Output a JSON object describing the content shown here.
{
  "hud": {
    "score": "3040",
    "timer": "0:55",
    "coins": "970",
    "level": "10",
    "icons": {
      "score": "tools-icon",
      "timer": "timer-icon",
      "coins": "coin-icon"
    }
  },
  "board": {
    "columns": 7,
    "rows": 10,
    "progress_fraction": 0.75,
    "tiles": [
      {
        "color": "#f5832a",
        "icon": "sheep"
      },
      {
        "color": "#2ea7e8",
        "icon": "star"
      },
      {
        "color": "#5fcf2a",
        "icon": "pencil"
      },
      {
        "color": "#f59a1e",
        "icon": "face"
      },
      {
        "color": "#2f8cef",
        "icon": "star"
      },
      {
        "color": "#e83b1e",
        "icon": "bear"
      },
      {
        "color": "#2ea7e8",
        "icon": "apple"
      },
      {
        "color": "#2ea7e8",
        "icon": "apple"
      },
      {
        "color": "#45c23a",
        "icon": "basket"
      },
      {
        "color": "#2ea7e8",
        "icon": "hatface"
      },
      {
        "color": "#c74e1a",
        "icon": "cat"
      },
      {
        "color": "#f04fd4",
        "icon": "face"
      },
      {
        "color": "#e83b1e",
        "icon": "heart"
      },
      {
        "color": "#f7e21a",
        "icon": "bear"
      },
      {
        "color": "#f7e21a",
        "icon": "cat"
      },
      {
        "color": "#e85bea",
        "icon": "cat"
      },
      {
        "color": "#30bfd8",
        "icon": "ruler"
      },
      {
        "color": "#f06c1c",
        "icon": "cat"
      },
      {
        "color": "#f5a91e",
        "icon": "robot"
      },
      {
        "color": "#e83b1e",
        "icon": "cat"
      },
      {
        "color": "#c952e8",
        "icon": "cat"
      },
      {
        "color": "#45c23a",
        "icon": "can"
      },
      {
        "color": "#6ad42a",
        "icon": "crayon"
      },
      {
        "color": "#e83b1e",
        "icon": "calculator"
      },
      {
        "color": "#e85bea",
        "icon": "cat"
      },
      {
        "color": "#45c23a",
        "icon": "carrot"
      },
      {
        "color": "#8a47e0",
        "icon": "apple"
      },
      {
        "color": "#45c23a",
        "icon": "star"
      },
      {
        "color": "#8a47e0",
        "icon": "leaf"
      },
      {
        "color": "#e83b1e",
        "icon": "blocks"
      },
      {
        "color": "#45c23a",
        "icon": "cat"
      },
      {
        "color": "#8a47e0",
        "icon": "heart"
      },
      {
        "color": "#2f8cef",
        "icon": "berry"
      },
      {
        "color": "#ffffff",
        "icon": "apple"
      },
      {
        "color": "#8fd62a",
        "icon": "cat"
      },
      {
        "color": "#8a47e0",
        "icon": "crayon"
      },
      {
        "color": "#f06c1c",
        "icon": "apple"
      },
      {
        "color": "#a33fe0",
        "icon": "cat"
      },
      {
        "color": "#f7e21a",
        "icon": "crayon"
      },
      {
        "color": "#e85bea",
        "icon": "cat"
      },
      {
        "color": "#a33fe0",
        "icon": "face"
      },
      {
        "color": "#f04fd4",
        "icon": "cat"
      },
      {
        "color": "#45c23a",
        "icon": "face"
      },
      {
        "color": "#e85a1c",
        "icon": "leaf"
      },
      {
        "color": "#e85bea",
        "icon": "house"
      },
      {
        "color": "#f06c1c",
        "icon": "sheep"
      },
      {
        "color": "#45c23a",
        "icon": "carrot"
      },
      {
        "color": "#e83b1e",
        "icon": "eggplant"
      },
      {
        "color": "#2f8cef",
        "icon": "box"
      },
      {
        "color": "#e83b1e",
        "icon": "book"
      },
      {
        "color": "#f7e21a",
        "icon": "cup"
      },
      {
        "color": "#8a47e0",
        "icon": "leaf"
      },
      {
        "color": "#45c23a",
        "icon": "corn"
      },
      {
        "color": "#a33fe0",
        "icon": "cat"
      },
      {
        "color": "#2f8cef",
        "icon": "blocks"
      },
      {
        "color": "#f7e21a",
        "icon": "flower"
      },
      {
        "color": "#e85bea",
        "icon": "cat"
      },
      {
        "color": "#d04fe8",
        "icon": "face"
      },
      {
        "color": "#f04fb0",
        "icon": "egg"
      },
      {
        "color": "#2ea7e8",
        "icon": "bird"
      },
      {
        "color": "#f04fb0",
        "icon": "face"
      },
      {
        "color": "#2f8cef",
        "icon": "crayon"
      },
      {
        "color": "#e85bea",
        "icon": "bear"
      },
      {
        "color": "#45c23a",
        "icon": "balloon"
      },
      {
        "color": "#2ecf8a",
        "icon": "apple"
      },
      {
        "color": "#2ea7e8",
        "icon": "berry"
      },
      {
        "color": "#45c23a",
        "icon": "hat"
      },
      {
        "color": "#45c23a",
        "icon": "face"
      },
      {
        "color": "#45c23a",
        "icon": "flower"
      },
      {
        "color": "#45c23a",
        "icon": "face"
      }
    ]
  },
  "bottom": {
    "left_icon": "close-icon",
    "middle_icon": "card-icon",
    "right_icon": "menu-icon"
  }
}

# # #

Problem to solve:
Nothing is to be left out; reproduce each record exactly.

Response:
Output a JSON object describing the content shown here.
{
  "hud": {
    "score": "3040",
    "timer": "0:55",
    "coins": "970",
    "level": "10",
    "icons": {
      "score": "tools-icon",
      "timer": "timer-icon",
      "coins": "coin-icon"
    }
  },
  "board": {
    "columns": 7,
    "rows": 10,
    "progress_fraction": 0.75,
    "tiles": [
      {
        "color": "#f5832a",
        "icon": "sheep"
      },
      {
        "color": "#2ea7e8",
        "icon": "star"
      },
      {
        "color": "#5fcf2a",
        "icon": "pencil"
      },
      {
        "color": "#f59a1e",
        "icon": "face"
      },
      {
        "color": "#2f8cef",
        "icon": "star"
      },
      {
        "color": "#e83b1e",
        "icon": "bear"
      },
      {
        "color": "#2ea7e8",
        "icon": "apple"
      },
      {
        "color": "#2ea7e8",
        "icon": "apple"
      },
      {
        "color": "#45c23a",
        "icon": "basket"
      },
      {
        "color": "#2ea7e8",
        "icon": "hatface"
      },
      {
        "color": "#c74e1a",
        "icon": "cat"
      },
      {
        "color": "#f04fd4",
        "icon": "face"
      },
      {
        "color": "#e83b1e",
        "icon": "heart"
      },
      {
        "color": "#f7e21a",
        "icon": "bear"
      },
      {
        "color": "#f7e21a",
        "icon": "cat"
      },
      {
        "color": "#e85bea",
        "icon": "cat"
      },
      {
        "color": "#30bfd8",
        "icon": "ruler"
      },
      {
        "color": "#f06c1c",
        "icon": "cat"
      },
      {
        "color": "#f5a91e",
        "icon": "robot"
      },
      {
        "color": "#e83b1e",
        "icon": "cat"
      },
      {
        "color": "#c952e8",
        "icon": "cat"
      },
      {
        "color": "#45c23a",
        "icon": "can"
      },
      {
        "color": "#6ad42a",
        "icon": "crayon"
      },
      {
        "color": "#e83b1e",
        "icon": "calculator"
      },
      {
        "color": "#e85bea",
        "icon": "cat"
      },
      {
        "color": "#45c23a",
        "icon": "carrot"
      },
      {
        "color": "#8a47e0",
        "icon": "apple"
      },
      {
        "color": "#45c23a",
        "icon": "star"
      },
      {
        "color": "#8a47e0",
        "icon": "leaf"
      },
      {
        "color": "#e83b1e",
        "icon": "blocks"
      },
      {
        "color": "#45c23a",
        "icon": "cat"
      },
      {
        "color": "#8a47e0",
        "icon": "heart"
      },
      {
        "color": "#2f8cef",
        "icon": "berry"
      },
      {
        "color": "#ffffff",
        "icon": "apple"
      },
      {
        "color": "#8fd62a",
        "icon": "cat"
      },
      {
        "color": "#8a47e0",
        "icon": "crayon"
      },
      {
        "color": "#f06c1c",
        "icon": "apple"
      },
      {
        "color": "#a33fe0",
        "icon": "cat"
      },
      {
        "color": "#f7e21a",
        "icon": "crayon"
      },
      {
        "color": "#e85bea",
        "icon": "cat"
      },
      {
        "color": "#a33fe0",
        "icon": "face"
      },
      {
        "color": "#f04fd4",
        "icon": "cat"
      },
      {
        "color": "#45c23a",
        "icon": "face"
      },
      {
        "color": "#e85a1c",
        "icon": "leaf"
      },
      {
        "color": "#e85bea",
        "icon": "house"
      },
      {
        "color": "#f06c1c",
        "icon": "sheep"
      },
      {
        "color": "#45c23a",
        "icon": "carrot"
      },
      {
        "color": "#e83b1e",
        "icon": "eggplant"
      },
      {
        "color": "#2f8cef",
        "icon": "box"
      },
      {
        "color": "#e83b1e",
        "icon": "book"
      },
      {
        "color": "#f7e21a",
        "icon": "cup"
      },
      {
        "color": "#8a47e0",
        "icon": "leaf"
      },
      {
        "color": "#45c23a",
        "icon": "corn"
      },
      {
        "color": "#a33fe0",
        "icon": "cat"
      },
      {
        "color": "#2f8cef",
        "icon": "blocks"
      },
      {
        "color": "#f7e21a",
        "icon": "flower"
      },
      {
        "color": "#e85bea",
        "icon": "cat"
      },
      {
        "color": "#d04fe8",
        "icon": "face"
      },
      {
        "color": "#f04fb0",
        "icon": "egg"
      },
      {
        "color": "#2ea7e8",
        "icon": "bird"
      },
      {
        "color": "#f04fb0",
        "icon": "face"
      },
      {
        "color": "#2f8cef",
        "icon": "crayon"
      },
      {
        "color": "#e85bea",
        "icon": "bear"
      },
      {
        "color": "#45c23a",
        "icon": "balloon"
      },
      {
        "color": "#2ecf8a",
        "icon": "apple"
      },
      {
        "color": "#2ea7e8",
        "icon": "berry"
      },
      {
        "color": "#45c23a",
        "icon": "hat"
      },
      {
        "color": "#45c23a",
        "icon": "face"
      },
      {
        "color": "#45c23a",
        "icon": "flower"
      },
      {
        "color": "#45c23a",
        "icon": "face"
      }
    ]
  },
  "bottom": {
    "left_icon": "close-icon",
    "middle_icon": "card-icon",
    "right_icon": "menu-icon"
  }
}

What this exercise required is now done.